## Given information
----

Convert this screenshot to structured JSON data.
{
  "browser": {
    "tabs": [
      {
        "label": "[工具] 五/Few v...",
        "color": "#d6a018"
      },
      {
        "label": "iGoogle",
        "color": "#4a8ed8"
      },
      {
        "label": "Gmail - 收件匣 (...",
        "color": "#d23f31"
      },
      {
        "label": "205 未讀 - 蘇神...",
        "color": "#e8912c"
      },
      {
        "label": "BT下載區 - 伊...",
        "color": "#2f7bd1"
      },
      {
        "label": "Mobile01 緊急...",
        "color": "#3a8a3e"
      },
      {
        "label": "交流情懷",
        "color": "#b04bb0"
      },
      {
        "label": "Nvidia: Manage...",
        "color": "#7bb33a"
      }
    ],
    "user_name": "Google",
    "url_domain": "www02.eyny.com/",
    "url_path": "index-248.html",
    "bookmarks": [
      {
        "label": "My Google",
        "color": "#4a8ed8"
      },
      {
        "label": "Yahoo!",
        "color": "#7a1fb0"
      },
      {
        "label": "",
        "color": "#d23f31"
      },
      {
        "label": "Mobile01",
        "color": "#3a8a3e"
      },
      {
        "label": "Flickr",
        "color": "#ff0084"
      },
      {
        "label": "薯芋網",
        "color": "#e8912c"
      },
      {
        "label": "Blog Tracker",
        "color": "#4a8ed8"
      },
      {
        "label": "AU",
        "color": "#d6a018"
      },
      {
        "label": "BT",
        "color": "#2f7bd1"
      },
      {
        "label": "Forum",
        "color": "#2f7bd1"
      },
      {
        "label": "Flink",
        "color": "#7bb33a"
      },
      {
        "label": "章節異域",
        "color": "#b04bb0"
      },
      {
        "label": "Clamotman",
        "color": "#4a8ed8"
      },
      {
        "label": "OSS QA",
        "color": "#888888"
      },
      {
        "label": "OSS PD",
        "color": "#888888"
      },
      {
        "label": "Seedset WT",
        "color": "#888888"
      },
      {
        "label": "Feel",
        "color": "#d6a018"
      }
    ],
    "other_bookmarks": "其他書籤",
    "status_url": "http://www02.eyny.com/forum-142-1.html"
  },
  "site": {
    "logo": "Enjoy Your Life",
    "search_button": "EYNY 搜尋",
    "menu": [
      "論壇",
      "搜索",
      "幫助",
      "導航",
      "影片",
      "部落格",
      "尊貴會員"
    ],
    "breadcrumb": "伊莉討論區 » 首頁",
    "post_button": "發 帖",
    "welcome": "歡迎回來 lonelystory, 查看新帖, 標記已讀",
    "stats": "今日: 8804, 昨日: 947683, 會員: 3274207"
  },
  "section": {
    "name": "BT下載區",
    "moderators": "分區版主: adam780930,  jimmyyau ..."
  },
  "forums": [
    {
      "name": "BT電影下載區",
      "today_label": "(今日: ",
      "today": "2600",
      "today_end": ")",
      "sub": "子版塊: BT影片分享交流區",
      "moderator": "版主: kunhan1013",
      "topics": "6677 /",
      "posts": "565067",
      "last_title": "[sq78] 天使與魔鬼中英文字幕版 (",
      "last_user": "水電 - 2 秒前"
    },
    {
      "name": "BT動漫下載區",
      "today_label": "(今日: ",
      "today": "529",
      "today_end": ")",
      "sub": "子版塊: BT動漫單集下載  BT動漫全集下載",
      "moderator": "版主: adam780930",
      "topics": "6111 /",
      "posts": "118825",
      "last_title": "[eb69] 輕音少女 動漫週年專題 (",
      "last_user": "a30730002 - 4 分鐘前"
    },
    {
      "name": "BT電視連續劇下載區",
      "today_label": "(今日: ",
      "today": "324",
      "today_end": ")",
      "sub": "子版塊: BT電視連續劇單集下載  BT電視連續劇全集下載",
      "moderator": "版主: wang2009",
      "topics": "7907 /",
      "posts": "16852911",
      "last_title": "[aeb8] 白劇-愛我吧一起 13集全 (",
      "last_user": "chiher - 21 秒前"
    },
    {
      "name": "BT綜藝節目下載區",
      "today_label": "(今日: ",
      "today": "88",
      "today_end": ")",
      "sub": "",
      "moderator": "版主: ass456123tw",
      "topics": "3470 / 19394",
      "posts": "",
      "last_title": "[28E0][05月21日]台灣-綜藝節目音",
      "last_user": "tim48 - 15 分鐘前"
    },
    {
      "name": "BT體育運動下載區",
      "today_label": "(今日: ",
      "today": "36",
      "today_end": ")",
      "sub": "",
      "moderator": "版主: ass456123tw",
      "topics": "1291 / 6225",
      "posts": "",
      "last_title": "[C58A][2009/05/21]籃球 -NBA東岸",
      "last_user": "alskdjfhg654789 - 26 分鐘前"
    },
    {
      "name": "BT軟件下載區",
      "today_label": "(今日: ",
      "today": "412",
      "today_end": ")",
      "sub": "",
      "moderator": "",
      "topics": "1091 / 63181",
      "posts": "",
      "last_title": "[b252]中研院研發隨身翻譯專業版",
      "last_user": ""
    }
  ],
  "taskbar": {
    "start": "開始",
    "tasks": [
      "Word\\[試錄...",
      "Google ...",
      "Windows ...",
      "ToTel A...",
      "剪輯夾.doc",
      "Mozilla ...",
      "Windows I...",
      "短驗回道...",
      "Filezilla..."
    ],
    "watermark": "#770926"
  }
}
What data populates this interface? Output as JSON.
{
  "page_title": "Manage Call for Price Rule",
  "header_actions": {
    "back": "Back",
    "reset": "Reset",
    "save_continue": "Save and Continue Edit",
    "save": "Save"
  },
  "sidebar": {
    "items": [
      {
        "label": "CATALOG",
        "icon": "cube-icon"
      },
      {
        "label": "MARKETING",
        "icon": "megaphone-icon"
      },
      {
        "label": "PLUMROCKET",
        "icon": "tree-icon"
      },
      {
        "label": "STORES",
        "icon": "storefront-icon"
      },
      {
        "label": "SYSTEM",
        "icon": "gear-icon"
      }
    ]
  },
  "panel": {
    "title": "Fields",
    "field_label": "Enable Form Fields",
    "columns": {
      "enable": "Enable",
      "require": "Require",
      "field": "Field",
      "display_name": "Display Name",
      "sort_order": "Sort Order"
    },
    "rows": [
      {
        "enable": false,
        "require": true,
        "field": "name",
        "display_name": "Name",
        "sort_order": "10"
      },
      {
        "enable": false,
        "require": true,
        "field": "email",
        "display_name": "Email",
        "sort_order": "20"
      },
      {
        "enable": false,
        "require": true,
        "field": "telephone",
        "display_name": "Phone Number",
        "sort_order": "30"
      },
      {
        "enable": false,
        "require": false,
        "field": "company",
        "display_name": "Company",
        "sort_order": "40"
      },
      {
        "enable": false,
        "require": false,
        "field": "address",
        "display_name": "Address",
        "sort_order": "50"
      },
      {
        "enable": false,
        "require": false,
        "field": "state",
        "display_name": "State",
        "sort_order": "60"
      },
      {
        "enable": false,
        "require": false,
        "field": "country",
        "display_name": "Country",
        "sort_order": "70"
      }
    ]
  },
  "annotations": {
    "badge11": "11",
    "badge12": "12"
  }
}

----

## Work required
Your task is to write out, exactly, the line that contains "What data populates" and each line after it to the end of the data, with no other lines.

## Result of this exercise
What data populates this interface? Output as JSON.
{
  "page_title": "Manage Call for Price Rule",
  "header_actions": {
    "back": "Back",
    "reset": "Reset",
    "save_continue": "Save and Continue Edit",
    "save": "Save"
  },
  "sidebar": {
    "items": [
      {
        "label": "CATALOG",
        "icon": "cube-icon"
      },
      {
        "label": "MARKETING",
        "icon": "megaphone-icon"
      },
      {
        "label": "PLUMROCKET",
        "icon": "tree-icon"
      },
      {
        "label": "STORES",
        "icon": "storefront-icon"
      },
      {
        "label": "SYSTEM",
        "icon": "gear-icon"
      }
    ]
  },
  "panel": {
    "title": "Fields",
    "field_label": "Enable Form Fields",
    "columns": {
      "enable": "Enable",
      "require": "Require",
      "field": "Field",
      "display_name": "Display Name",
      "sort_order": "Sort Order"
    },
    "rows": [
      {
        "enable": false,
        "require": true,
        "field": "name",
        "display_name": "Name",
        "sort_order": "10"
      },
      {
        "enable": false,
        "require": true,
        "field": "email",
        "display_name": "Email",
        "sort_order": "20"
      },
      {
        "enable": false,
        "require": true,
        "field": "telephone",
        "display_name": "Phone Number",
        "sort_order": "30"
      },
      {
        "enable": false,
        "require": false,
        "field": "company",
        "display_name": "Company",
        "sort_order": "40"
      },
      {
        "enable": false,
        "require": false,
        "field": "address",
        "display_name": "Address",
        "sort_order": "50"
      },
      {
        "enable": false,
        "require": false,
        "field": "state",
        "display_name": "State",
        "sort_order": "60"
      },
      {
        "enable": false,
        "require": false,
        "field": "country",
        "display_name": "Country",
        "sort_order": "70"
      }
    ]
  },
  "annotations": {
    "badge11": "11",
    "badge12": "12"
  }
}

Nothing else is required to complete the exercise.